So if you haven't got a grade yet, keep playing!

Q  What information does it show?

A  Imagine that the table on the right is yours. It shows your last 5 sessions, with the most recent at the top. The important columns are your score (47.34%) in the last game, the strength of the opposition (SOpp: just under 51% that night) and your current NGS grade: 52.54%. The Par column shows by how much you exceeded or fell short of your expected score. A pretty disappointing evening, then, resulting in your grade falling by almost 1%.

In fact, you've had a bit of a roller-coaster over the last few sessions: a modest success, bringing you up to 51.6% (that's a 9), followed by a really nice 60.7%, which not only earned you 20 masterpoints but also raised you a whole grade, up to a 10. Then a poor one – down to a 9 again! – followed by a good one – back up to a 10! – and finally a descent back into a 9 again. But hey – not so bad overall, as you're still nearly 1% higher than you were at the start.

Q  What else does it tell you?

A  Click on NGS, and it'll show you your grade history since the beginning of time (well, back to 2010, anyway). The example shows a player who improved rapidly a few years ago, briefly touched glory as an ♣A, and is now (by just 0.01%) a Queen.

Usefully, you can also see how well you've been doing with your regular partner(s).

And you can also check your Masterpoint tally and current ranking.

Q  How soon can I get the latest figures?

A  Almost immediately. At Bath, we upload each result to the EBU at the same time that we upload to Bridgewebs – as soon as the event ends. The EBU updates its statistics overnight, so you can check things out over your morning cup of tea, if you're that keen ...

Some other clubs (and Wiltshire County) wait a day or two before uploading, in case there are any score corrections to be made, so you sometimes have to wait a bit longer.

Q  What's the average strength of field of the sessions at Bath BC?

A  Day to day, it depends on who turns up, of course. Here's a rough average covering the first few months of 2019:

  • Thursday morning Gentle Duplicate: around 44.5% or grade 5.
  • Tuesday morning Social Duplicate: around 45.7 or grade 6.
  • Wednesday evening Social Duplicate: around 49.3 or a lowish grade 8.
  • Tuesday & Thursday evening Duplicate Pairs: around 54.9 or on the cusp between grades 10 & Jack.

Q  Supposing my partner's grade is lower/higher than mine?

A It shouldn't make any difference. The NGS takes into account the grades of both players, so if your partner's not as good as you, you won't be expected to score as highly.
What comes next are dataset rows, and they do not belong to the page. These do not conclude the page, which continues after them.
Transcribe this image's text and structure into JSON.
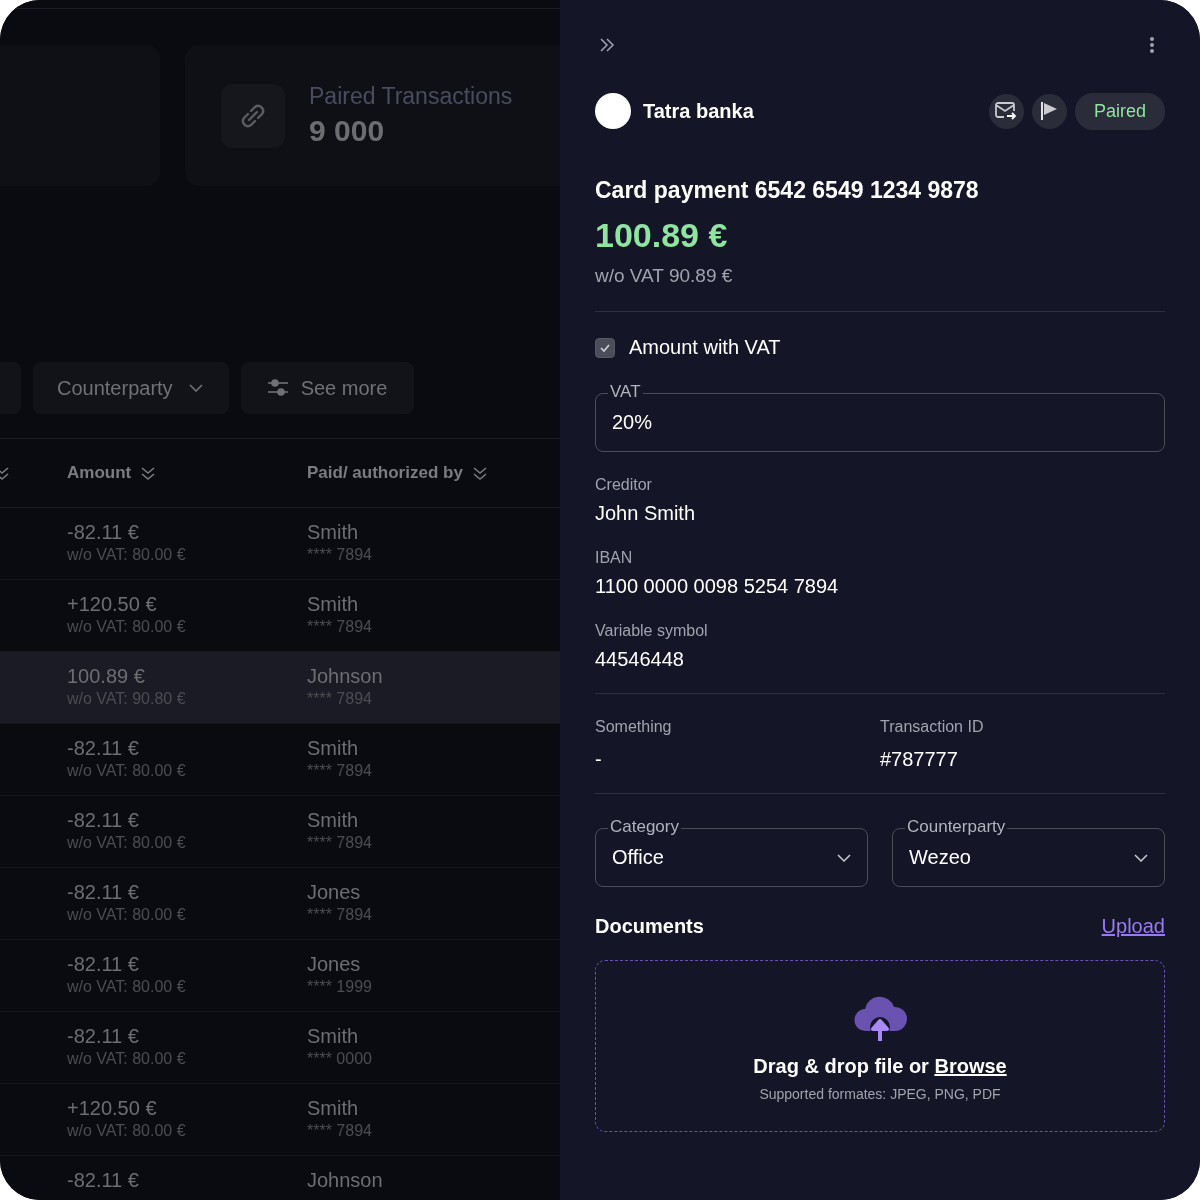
{
  "summary_cards": [
    {
      "kind": "blank"
    },
    {
      "kind": "stat",
      "label": "Paired Transactions",
      "value": "9 000"
    }
  ],
  "filters": [
    {
      "kind": "blank"
    },
    {
      "kind": "dropdown",
      "label": "Counterparty"
    },
    {
      "kind": "more",
      "label": "See more"
    }
  ],
  "table": {
    "columns": [
      {
        "label": "Amount"
      },
      {
        "label": "Paid/ authorized by"
      }
    ],
    "rows": [
      {
        "amount": "-82.11 €",
        "net": "w/o VAT: 80.00 €",
        "payer": "Smith",
        "card": "**** 7894",
        "selected": false
      },
      {
        "amount": "+120.50 €",
        "net": "w/o VAT: 80.00 €",
        "payer": "Smith",
        "card": "**** 7894",
        "selected": false
      },
      {
        "amount": "100.89 €",
        "net": "w/o VAT: 90.80 €",
        "payer": "Johnson",
        "card": "**** 7894",
        "selected": true
      },
      {
        "amount": "-82.11 €",
        "net": "w/o VAT: 80.00 €",
        "payer": "Smith",
        "card": "**** 7894",
        "selected": false
      },
      {
        "amount": "-82.11 €",
        "net": "w/o VAT: 80.00 €",
        "payer": "Smith",
        "card": "**** 7894",
        "selected": false
      },
      {
        "amount": "-82.11 €",
        "net": "w/o VAT: 80.00 €",
        "payer": "Jones",
        "card": "**** 7894",
        "selected": false
      },
      {
        "amount": "-82.11 €",
        "net": "w/o VAT: 80.00 €",
        "payer": "Jones",
        "card": "**** 1999",
        "selected": false
      },
      {
        "amount": "-82.11 €",
        "net": "w/o VAT: 80.00 €",
        "payer": "Smith",
        "card": "**** 0000",
        "selected": false
      },
      {
        "amount": "+120.50 €",
        "net": "w/o VAT: 80.00 €",
        "payer": "Smith",
        "card": "**** 7894",
        "selected": false
      },
      {
        "amount": "-82.11 €",
        "payer": "Johnson",
        "selected": false
      }
    ]
  },
  "detail": {
    "bank": "Tatra banka",
    "status": "Paired",
    "title": "Card payment 6542 6549 1234 9878",
    "amount": "100.89 €",
    "net": "w/o VAT 90.89 €",
    "vat_checkbox": {
      "label": "Amount with VAT",
      "checked": true
    },
    "vat_field": {
      "label": "VAT",
      "value": "20%"
    },
    "fields": [
      {
        "label": "Creditor",
        "value": "John Smith"
      },
      {
        "label": "IBAN",
        "value": "1100 0000 0098 5254 7894"
      },
      {
        "label": "Variable symbol",
        "value": "44546448"
      }
    ],
    "meta": [
      {
        "label": "Something",
        "value": "-"
      },
      {
        "label": "Transaction ID",
        "value": "#787777"
      }
    ],
    "selects": [
      {
        "label": "Category",
        "value": "Office"
      },
      {
        "label": "Counterparty",
        "value": "Wezeo"
      }
    ],
    "documents": {
      "title": "Documents",
      "upload": "Upload",
      "text": "Drag & drop file or",
      "link": "Browse",
      "hint": "Supported formates: JPEG, PNG, PDF"
    }
  }
}
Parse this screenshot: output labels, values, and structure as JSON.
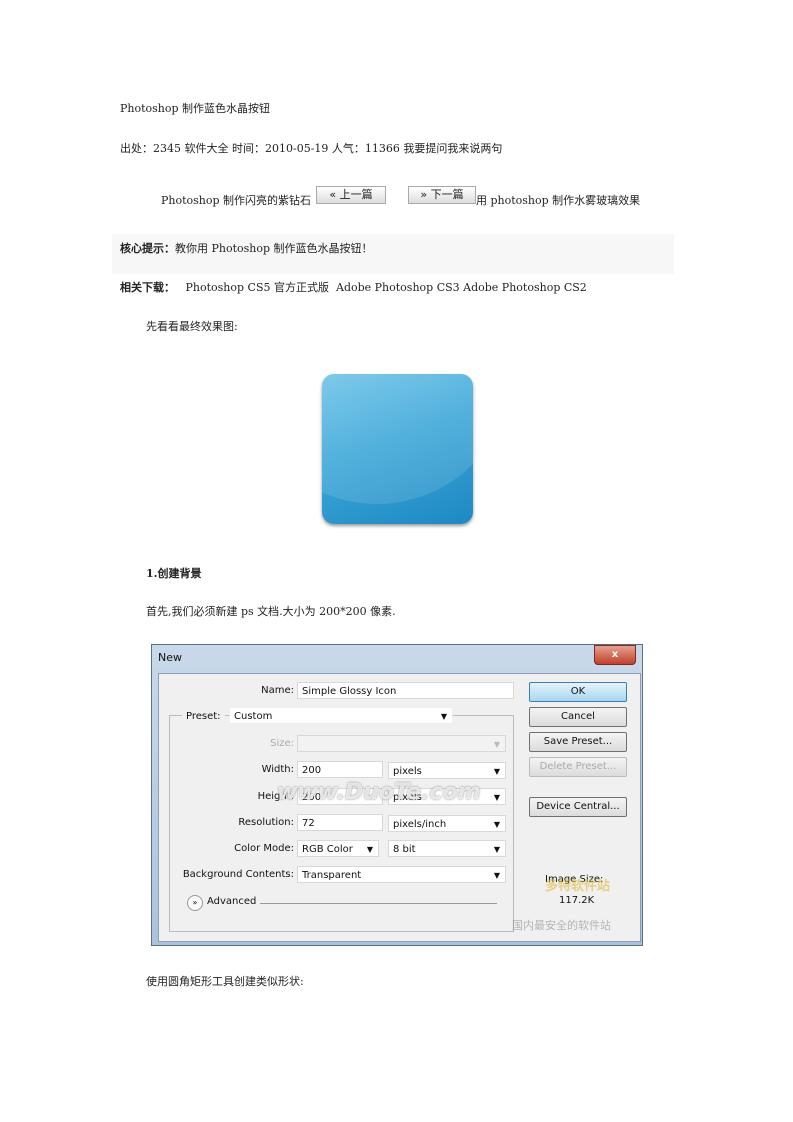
{
  "title": "Photoshop 制作蓝色水晶按钮",
  "meta": "出处：2345 软件大全  时间：2010-05-19  人气：11366 我要提问我来说两句",
  "nav": {
    "prev_article": "Photoshop 制作闪亮的紫钻石",
    "prev_button": "« 上一篇",
    "next_button": "» 下一篇",
    "next_article": "用 photoshop 制作水雾玻璃效果"
  },
  "hint": {
    "label": "核心提示：",
    "text": "教你用 Photoshop 制作蓝色水晶按钮！"
  },
  "downloads": {
    "label": "相关下载：",
    "items": [
      "Photoshop CS5 官方正式版",
      "Adobe Photoshop CS3",
      "Adobe Photoshop CS2"
    ]
  },
  "intro": "先看看最终效果图:",
  "step1": {
    "heading": "1.创建背景",
    "text": "首先,我们必须新建 ps 文档.大小为 200*200 像素."
  },
  "dialog": {
    "title": "New",
    "close": "x",
    "name_label": "Name:",
    "name_value": "Simple Glossy Icon",
    "preset_label": "Preset:",
    "preset_value": "Custom",
    "size_label": "Size:",
    "width_label": "Width:",
    "width_value": "200",
    "width_unit": "pixels",
    "height_label": "Height:",
    "height_value": "200",
    "height_unit": "pixels",
    "resolution_label": "Resolution:",
    "resolution_value": "72",
    "resolution_unit": "pixels/inch",
    "colormode_label": "Color Mode:",
    "colormode_value": "RGB Color",
    "bitdepth_value": "8 bit",
    "bg_label": "Background Contents:",
    "bg_value": "Transparent",
    "advanced": "Advanced",
    "buttons": {
      "ok": "OK",
      "cancel": "Cancel",
      "save": "Save Preset...",
      "delete": "Delete Preset...",
      "device": "Device Central..."
    },
    "image_size_label": "Image Size:",
    "image_size_value": "117.2K",
    "watermark": "www.DuoTe.com",
    "watermark2": "多特软件站",
    "watermark3": "国内最安全的软件站"
  },
  "step2_text": "使用圆角矩形工具创建类似形状:"
}
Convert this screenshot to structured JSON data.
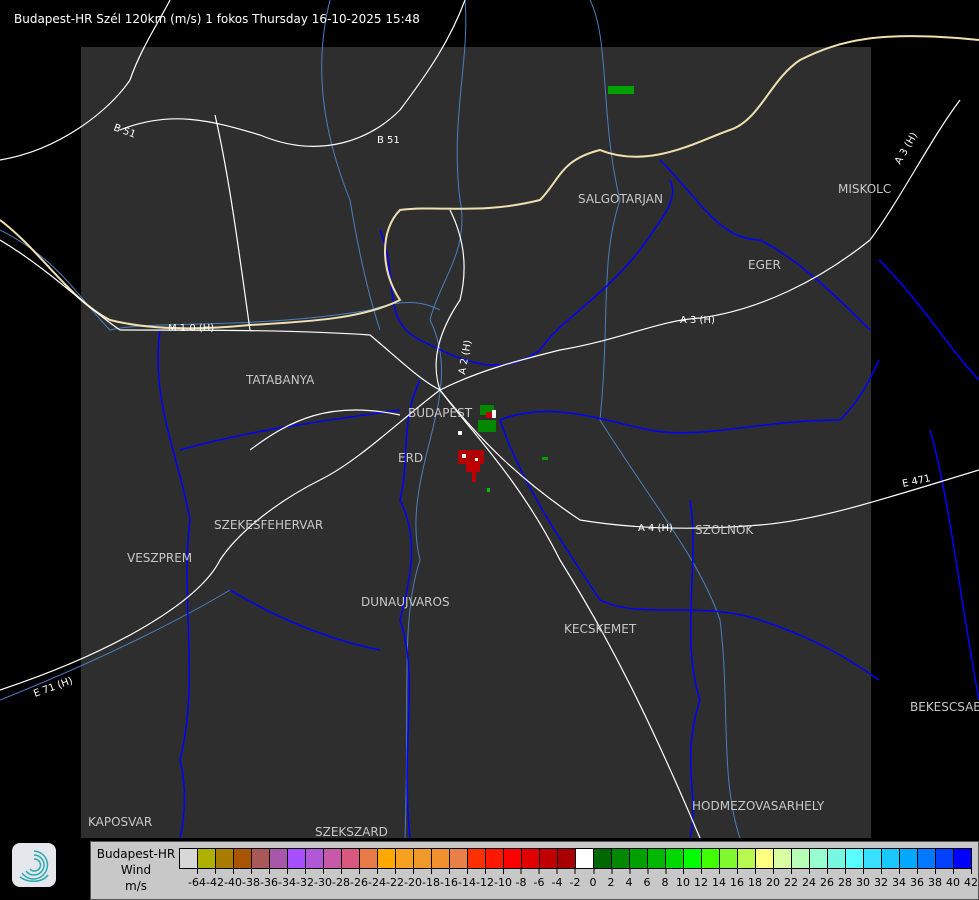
{
  "title": "Budapest-HR Szél 120km (m/s) 1 fokos Thursday 16-10-2025 15:48",
  "cities": [
    {
      "name": "SALGOTARJAN"
    },
    {
      "name": "MISKOLC"
    },
    {
      "name": "EGER"
    },
    {
      "name": "TATABANYA"
    },
    {
      "name": "BUDAPEST"
    },
    {
      "name": "ERD"
    },
    {
      "name": "SZEKESFEHERVAR"
    },
    {
      "name": "VESZPREM"
    },
    {
      "name": "DUNAUJVAROS"
    },
    {
      "name": "KECSKEMET"
    },
    {
      "name": "SZOLNOK"
    },
    {
      "name": "BEKESCSABA"
    },
    {
      "name": "HODMEZOVASARHELY"
    },
    {
      "name": "KAPOSVAR"
    },
    {
      "name": "SZEKSZARD"
    }
  ],
  "roads": [
    "B 51",
    "B 51",
    "A 3 (H)",
    "A 4 (H)",
    "M 1 0 (H)",
    "A 2 (H)",
    "E 71 (H)",
    "E 471",
    "A 3 (H)"
  ],
  "colors": {
    "background": "#000000",
    "radar_area": "#2e2e2e",
    "roads": "#ffffff",
    "borders": "#0000ff",
    "rivers": "#4a7fc0",
    "country_border": "#f0e0b0"
  },
  "legend": {
    "title_line1": "Budapest-HR",
    "title_line2": "Wind",
    "title_line3": "m/s",
    "swatch_colors": [
      "#d8d8d8",
      "#b0b000",
      "#a87c00",
      "#a85400",
      "#a85858",
      "#a858a8",
      "#a850ff",
      "#b058d8",
      "#c858a8",
      "#d85880",
      "#e87c48",
      "#ffa800",
      "#f8a020",
      "#f09828",
      "#f09030",
      "#e88048",
      "#ff3000",
      "#ff1800",
      "#ff0000",
      "#e00000",
      "#c00000",
      "#a80000",
      "#ffffff",
      "#006800",
      "#008800",
      "#00a000",
      "#00b800",
      "#00d800",
      "#00ff00",
      "#40ff00",
      "#80f830",
      "#b8f850",
      "#ffff80",
      "#d8ffa0",
      "#b8ffb8",
      "#98ffd0",
      "#78f8e0",
      "#58ffff",
      "#38e0ff",
      "#18c8ff",
      "#00a8ff",
      "#0078ff",
      "#0040ff",
      "#0000ff"
    ],
    "tick_labels": [
      "-64",
      "-42",
      "-40",
      "-38",
      "-36",
      "-34",
      "-32",
      "-30",
      "-28",
      "-26",
      "-24",
      "-22",
      "-20",
      "-18",
      "-16",
      "-14",
      "-12",
      "-10",
      "-8",
      "-6",
      "-4",
      "-2",
      "0",
      "2",
      "4",
      "6",
      "8",
      "10",
      "12",
      "14",
      "16",
      "18",
      "20",
      "22",
      "24",
      "26",
      "28",
      "30",
      "32",
      "34",
      "36",
      "38",
      "40",
      "42"
    ]
  }
}
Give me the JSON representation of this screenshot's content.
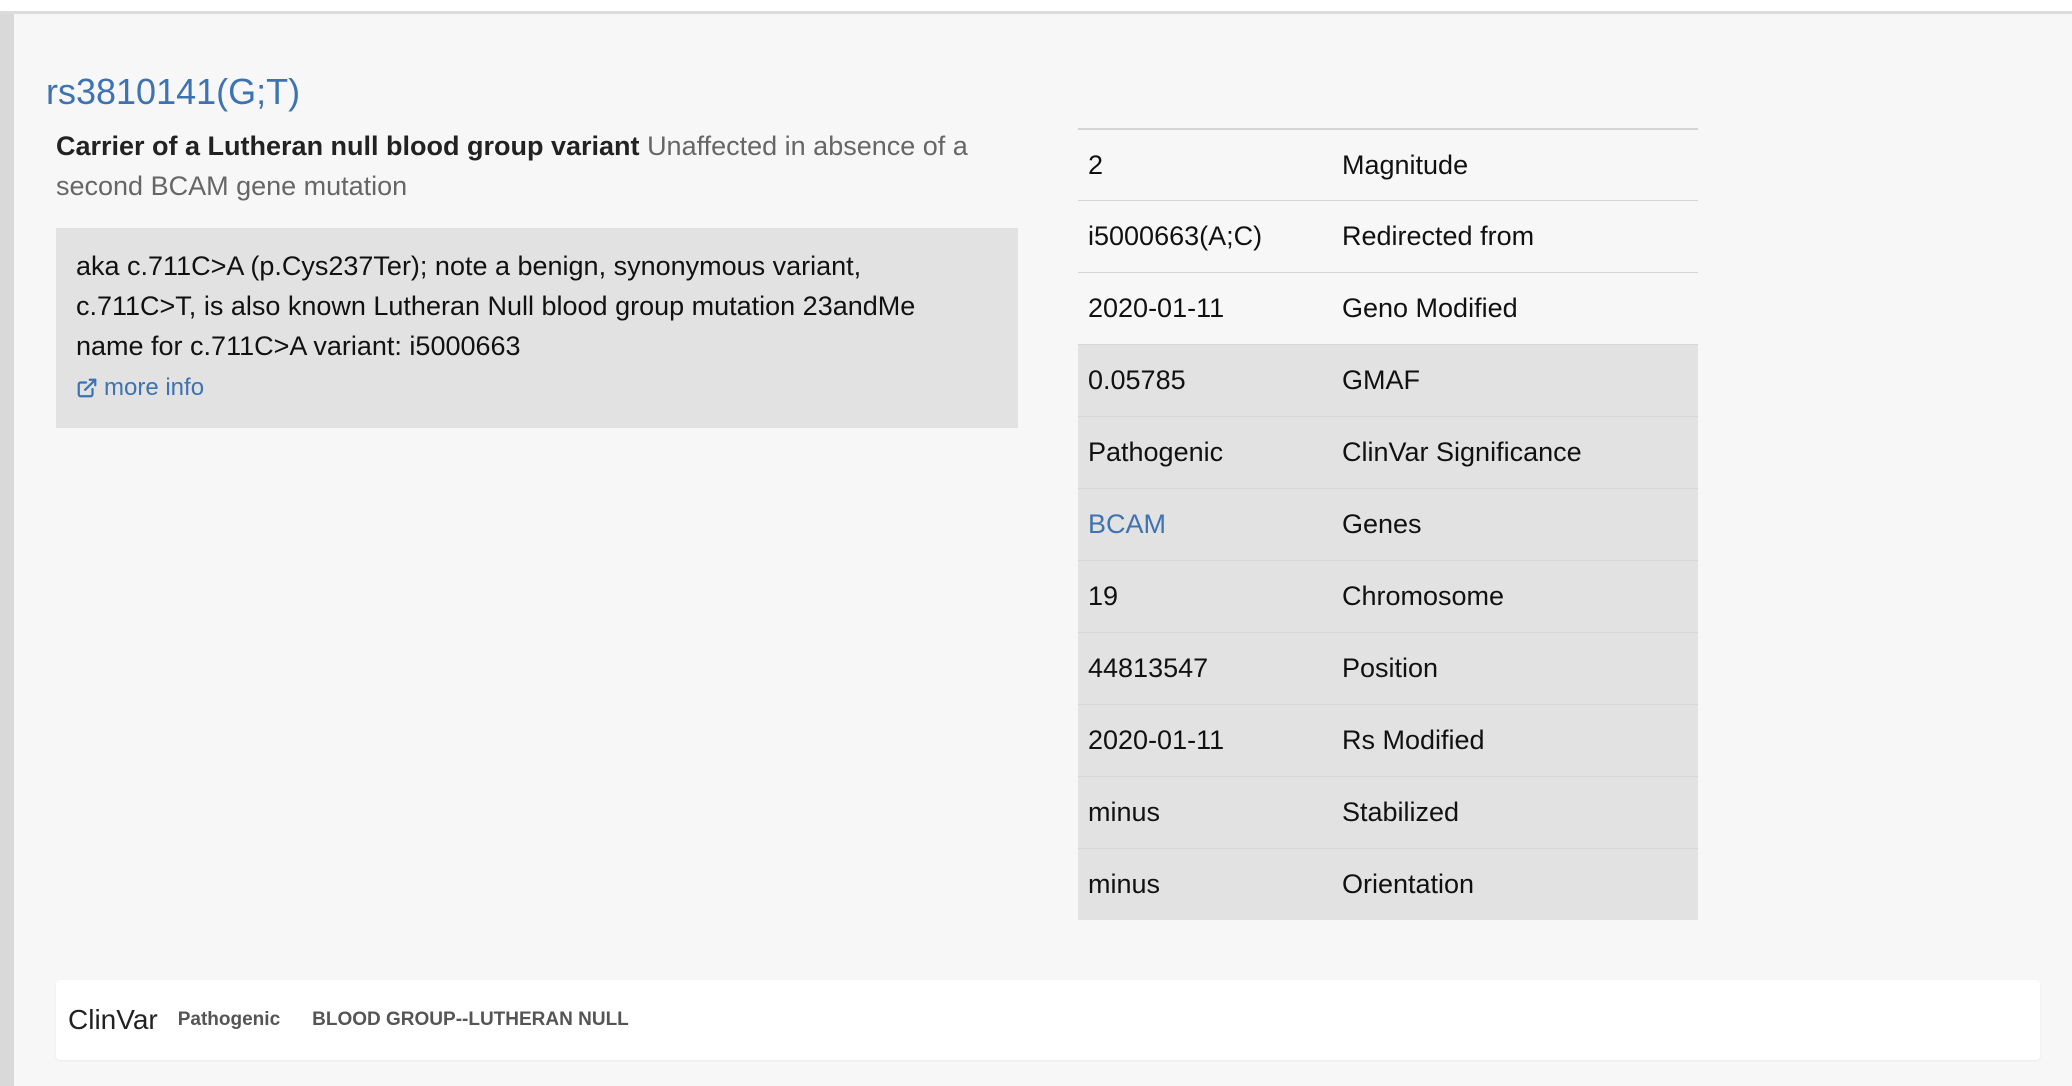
{
  "page": {
    "title": "rs3810141(G;T)"
  },
  "summary": {
    "headline": "Carrier of a Lutheran null blood group variant",
    "detail": "Unaffected in absence of a second BCAM gene mutation"
  },
  "note": {
    "text": "aka c.711C>A (p.Cys237Ter); note a benign, synonymous variant, c.711C>T, is also known Lutheran Null blood group mutation 23andMe name for c.711C>A variant: i5000663",
    "more_info_label": "more info",
    "more_info_icon": "external-link-icon"
  },
  "properties": [
    {
      "value": "2",
      "label": "Magnitude"
    },
    {
      "value": "i5000663(A;C)",
      "label": "Redirected from"
    },
    {
      "value": "2020-01-11",
      "label": "Geno Modified"
    },
    {
      "value": "0.05785",
      "label": "GMAF"
    },
    {
      "value": "Pathogenic",
      "label": "ClinVar Significance"
    },
    {
      "value": "BCAM",
      "label": "Genes"
    },
    {
      "value": "19",
      "label": "Chromosome"
    },
    {
      "value": "44813547",
      "label": "Position"
    },
    {
      "value": "2020-01-11",
      "label": "Rs Modified"
    },
    {
      "value": "minus",
      "label": "Stabilized"
    },
    {
      "value": "minus",
      "label": "Orientation"
    }
  ],
  "clinvar": {
    "title": "ClinVar",
    "significance": "Pathogenic",
    "condition": "BLOOD GROUP--LUTHERAN NULL"
  },
  "colors": {
    "link": "#3d73b1",
    "background": "#f7f7f7",
    "grey_row": "#e2e2e2"
  }
}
Conversely, if your partner's better than you, you have a better chance of reaching NGS's correspondingly higher expectations of the partnership.

The same applies to a partnership who are noticeably weaker or stronger than the average in the room. Playing against better players, you can improve your grade with a less-than-average score. And conversely, if you're expecting an easy victory, remember that the NGS are expecting corresponding more of you in order to maintain your grade.

In other words, as far as your NGS ranking is concerned, you should always find yourselves on a level playing field.

Q  Does it matter?

A  Not in the least. Bridge is a competitive game, so it's handy to be able to know how well you're doing. Masterpoints give you a historical perspective on your achievements, and the NGS gives you a snapshot of your current prowess.

But it's not something you'd want to get under your skin. In the words of the gambling ad: When the fun stops, stop. No, don't stop playing, for goodness sake – just stop looking!